- _Task goal_: Among the entries that follow, count the lines with the word "network" and report the number by itself.
○ ○ ○ ○ ○ ○ ○
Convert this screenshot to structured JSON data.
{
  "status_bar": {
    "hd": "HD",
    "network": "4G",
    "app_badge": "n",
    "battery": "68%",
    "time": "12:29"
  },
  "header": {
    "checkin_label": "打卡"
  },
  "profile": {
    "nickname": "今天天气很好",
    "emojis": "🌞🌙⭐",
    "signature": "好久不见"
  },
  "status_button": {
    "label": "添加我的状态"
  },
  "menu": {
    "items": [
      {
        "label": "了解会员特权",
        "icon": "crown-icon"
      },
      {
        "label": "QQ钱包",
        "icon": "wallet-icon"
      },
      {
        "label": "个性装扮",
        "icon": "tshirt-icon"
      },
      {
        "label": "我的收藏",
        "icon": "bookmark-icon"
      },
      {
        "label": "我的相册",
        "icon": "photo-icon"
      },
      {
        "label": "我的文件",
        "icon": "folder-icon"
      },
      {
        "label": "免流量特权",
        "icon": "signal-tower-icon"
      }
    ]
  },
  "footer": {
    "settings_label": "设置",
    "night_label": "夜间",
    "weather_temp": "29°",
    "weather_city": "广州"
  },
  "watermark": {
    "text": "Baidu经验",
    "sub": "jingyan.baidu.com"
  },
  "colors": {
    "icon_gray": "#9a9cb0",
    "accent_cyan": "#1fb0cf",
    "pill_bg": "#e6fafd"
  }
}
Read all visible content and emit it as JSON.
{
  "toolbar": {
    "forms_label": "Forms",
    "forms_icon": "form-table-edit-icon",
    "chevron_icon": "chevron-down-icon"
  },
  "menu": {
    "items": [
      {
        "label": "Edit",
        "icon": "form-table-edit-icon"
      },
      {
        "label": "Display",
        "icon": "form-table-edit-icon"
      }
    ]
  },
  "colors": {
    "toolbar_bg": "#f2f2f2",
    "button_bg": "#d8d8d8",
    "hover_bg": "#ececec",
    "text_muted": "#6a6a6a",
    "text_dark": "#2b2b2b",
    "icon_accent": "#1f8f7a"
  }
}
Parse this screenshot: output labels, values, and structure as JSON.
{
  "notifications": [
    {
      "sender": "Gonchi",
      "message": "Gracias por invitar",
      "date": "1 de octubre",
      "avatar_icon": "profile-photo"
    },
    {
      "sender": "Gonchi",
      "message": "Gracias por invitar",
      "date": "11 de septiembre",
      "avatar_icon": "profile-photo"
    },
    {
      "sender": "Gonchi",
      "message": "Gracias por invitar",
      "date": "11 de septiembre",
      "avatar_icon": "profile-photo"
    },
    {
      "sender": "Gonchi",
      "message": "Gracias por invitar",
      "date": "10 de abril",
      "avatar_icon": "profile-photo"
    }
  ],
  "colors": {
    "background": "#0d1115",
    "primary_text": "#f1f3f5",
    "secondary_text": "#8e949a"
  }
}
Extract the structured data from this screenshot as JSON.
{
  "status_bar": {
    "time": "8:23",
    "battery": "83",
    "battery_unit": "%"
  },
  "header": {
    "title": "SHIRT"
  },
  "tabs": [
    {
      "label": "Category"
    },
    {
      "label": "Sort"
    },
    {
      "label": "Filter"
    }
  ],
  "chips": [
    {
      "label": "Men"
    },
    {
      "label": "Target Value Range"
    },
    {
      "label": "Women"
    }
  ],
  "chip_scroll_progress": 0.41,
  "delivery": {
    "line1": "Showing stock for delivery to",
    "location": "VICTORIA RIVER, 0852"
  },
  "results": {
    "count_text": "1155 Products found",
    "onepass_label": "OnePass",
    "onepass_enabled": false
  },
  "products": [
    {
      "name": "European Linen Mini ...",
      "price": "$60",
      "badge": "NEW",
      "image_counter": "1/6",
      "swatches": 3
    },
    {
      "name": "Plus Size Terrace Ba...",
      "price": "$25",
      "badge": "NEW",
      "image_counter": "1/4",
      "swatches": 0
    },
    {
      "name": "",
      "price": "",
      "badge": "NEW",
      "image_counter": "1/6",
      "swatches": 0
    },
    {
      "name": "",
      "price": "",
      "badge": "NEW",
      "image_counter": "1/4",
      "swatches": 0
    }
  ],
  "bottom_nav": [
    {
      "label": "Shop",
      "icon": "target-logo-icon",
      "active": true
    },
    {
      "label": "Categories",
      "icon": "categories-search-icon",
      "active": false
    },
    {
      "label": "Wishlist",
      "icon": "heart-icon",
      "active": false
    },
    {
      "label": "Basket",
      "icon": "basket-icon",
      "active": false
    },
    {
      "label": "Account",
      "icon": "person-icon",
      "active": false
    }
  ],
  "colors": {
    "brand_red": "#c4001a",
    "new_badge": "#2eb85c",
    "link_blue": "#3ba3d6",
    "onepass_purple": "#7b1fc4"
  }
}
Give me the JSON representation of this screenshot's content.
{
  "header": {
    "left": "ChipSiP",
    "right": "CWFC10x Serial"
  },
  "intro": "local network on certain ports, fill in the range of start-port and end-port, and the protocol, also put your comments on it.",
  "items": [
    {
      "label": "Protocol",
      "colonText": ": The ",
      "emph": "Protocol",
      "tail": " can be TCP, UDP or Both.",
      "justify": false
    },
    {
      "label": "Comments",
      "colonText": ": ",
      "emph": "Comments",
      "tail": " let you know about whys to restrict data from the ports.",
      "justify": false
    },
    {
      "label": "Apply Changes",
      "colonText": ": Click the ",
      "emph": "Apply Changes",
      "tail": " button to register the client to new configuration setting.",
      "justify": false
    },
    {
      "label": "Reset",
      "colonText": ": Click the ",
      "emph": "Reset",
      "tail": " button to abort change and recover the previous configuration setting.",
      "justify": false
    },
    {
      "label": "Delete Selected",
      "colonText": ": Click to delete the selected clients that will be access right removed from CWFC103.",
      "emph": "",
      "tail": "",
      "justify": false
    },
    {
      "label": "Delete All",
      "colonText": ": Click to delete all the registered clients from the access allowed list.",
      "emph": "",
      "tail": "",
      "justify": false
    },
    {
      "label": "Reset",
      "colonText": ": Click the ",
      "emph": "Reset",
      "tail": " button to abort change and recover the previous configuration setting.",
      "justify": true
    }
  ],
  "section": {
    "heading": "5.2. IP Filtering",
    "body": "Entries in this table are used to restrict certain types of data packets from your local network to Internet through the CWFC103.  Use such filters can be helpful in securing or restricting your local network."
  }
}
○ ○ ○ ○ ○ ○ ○
- _Result of this task_: 3